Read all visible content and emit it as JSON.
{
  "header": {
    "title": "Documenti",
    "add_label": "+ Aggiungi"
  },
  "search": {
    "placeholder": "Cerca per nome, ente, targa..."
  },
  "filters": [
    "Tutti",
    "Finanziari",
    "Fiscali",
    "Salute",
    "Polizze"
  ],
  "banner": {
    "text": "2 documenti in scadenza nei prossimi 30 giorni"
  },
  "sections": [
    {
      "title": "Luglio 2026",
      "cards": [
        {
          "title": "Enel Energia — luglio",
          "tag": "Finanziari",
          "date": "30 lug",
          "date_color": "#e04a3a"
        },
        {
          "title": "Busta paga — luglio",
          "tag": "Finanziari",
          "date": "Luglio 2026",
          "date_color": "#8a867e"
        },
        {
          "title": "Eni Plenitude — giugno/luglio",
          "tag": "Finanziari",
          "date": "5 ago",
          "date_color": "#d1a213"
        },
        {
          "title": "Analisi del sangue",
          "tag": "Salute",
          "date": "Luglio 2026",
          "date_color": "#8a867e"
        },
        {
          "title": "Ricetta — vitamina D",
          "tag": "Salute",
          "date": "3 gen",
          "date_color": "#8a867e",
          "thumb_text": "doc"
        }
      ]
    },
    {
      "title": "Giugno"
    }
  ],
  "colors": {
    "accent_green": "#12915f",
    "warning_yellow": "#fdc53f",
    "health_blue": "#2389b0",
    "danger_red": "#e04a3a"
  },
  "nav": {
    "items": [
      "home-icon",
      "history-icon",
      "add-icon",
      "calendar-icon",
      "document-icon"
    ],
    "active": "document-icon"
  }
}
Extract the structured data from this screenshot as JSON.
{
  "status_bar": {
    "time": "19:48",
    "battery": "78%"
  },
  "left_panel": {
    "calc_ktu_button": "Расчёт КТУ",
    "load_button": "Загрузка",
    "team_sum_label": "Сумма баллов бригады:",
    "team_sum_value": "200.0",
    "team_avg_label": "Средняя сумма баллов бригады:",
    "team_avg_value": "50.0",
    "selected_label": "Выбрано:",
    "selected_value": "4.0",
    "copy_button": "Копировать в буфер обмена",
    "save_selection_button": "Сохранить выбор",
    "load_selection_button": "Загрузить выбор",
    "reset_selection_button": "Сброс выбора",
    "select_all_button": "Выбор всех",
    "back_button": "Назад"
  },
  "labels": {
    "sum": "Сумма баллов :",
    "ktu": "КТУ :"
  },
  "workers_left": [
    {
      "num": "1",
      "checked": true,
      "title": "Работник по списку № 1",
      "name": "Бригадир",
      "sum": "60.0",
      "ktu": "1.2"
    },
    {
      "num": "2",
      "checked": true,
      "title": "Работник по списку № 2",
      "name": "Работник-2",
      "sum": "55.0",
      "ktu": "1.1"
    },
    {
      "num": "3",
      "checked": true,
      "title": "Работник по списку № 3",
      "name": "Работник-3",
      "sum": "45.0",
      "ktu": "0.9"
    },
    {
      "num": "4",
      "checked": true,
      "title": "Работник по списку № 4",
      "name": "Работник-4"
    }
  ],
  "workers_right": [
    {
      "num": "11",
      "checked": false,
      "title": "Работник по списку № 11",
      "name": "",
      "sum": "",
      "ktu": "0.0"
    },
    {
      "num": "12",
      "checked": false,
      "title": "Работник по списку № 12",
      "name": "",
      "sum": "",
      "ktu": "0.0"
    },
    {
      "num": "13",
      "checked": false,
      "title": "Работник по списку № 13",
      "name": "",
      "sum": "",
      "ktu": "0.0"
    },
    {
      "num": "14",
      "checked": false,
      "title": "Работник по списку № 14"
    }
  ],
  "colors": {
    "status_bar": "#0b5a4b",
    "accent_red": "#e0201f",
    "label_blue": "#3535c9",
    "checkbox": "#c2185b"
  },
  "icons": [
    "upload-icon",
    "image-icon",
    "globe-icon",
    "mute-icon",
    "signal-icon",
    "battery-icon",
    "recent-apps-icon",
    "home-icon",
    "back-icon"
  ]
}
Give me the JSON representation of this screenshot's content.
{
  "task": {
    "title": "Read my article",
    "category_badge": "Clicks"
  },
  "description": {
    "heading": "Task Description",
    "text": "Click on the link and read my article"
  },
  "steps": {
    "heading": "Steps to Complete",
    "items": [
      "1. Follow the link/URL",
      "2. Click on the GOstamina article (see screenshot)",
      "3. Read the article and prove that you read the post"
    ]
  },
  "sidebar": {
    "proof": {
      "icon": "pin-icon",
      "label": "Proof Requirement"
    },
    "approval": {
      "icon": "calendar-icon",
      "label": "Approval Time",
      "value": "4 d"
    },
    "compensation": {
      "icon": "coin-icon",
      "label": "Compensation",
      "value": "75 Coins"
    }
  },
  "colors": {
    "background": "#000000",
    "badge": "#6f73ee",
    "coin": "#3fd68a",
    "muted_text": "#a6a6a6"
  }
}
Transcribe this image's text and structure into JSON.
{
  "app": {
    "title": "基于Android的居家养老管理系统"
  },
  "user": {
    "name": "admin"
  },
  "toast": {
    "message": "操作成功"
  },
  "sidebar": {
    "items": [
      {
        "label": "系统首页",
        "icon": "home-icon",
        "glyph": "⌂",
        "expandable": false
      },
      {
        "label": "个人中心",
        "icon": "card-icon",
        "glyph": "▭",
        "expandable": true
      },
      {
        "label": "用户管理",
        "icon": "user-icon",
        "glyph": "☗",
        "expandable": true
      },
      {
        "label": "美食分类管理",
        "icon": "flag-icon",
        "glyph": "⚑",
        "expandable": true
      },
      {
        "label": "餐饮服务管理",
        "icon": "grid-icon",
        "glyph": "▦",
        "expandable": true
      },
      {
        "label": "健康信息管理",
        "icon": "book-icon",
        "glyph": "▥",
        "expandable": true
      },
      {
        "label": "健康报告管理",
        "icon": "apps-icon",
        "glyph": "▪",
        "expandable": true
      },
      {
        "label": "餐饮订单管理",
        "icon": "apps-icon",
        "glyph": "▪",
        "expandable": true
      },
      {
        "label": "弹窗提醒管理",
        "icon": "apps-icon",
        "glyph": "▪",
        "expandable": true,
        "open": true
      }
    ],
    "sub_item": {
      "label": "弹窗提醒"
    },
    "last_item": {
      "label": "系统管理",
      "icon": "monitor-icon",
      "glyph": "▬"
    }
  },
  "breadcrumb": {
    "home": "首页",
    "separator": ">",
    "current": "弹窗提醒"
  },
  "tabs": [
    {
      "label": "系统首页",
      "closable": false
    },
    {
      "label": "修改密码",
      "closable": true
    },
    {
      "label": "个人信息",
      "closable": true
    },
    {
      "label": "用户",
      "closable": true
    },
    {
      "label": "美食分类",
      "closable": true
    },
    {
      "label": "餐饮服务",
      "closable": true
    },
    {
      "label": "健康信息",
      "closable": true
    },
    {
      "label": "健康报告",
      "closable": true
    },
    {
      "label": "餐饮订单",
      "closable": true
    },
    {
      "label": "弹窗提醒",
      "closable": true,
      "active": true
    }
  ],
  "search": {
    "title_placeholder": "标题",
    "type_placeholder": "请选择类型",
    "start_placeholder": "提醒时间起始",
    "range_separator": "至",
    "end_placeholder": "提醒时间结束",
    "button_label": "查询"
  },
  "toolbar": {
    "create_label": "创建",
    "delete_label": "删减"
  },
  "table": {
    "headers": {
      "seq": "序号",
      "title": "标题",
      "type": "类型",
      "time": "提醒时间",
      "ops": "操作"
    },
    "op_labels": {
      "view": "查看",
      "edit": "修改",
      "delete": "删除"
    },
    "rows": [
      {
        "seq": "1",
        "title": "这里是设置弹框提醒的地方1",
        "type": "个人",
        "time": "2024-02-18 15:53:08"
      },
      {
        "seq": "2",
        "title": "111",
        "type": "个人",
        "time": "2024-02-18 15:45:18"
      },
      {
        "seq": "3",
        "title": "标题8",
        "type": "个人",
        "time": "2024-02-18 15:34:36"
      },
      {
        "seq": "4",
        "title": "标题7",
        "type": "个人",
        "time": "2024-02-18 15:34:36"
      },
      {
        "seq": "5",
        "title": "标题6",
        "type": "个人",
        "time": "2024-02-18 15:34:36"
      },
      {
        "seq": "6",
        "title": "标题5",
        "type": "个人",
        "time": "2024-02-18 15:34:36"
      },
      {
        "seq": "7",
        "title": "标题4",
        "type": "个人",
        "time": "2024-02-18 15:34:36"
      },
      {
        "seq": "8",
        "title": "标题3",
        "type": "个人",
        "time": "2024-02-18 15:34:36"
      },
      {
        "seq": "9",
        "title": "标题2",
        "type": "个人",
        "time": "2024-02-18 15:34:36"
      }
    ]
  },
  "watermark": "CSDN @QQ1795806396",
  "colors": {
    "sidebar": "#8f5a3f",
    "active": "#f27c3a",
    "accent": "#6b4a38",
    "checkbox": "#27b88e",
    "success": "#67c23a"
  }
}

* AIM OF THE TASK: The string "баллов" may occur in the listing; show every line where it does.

* FINISHED TASK:
    "team_sum_label": "Сумма баллов бригады:",
    "team_avg_label": "Средняя сумма баллов бригады:",
    "sum": "Сумма баллов :",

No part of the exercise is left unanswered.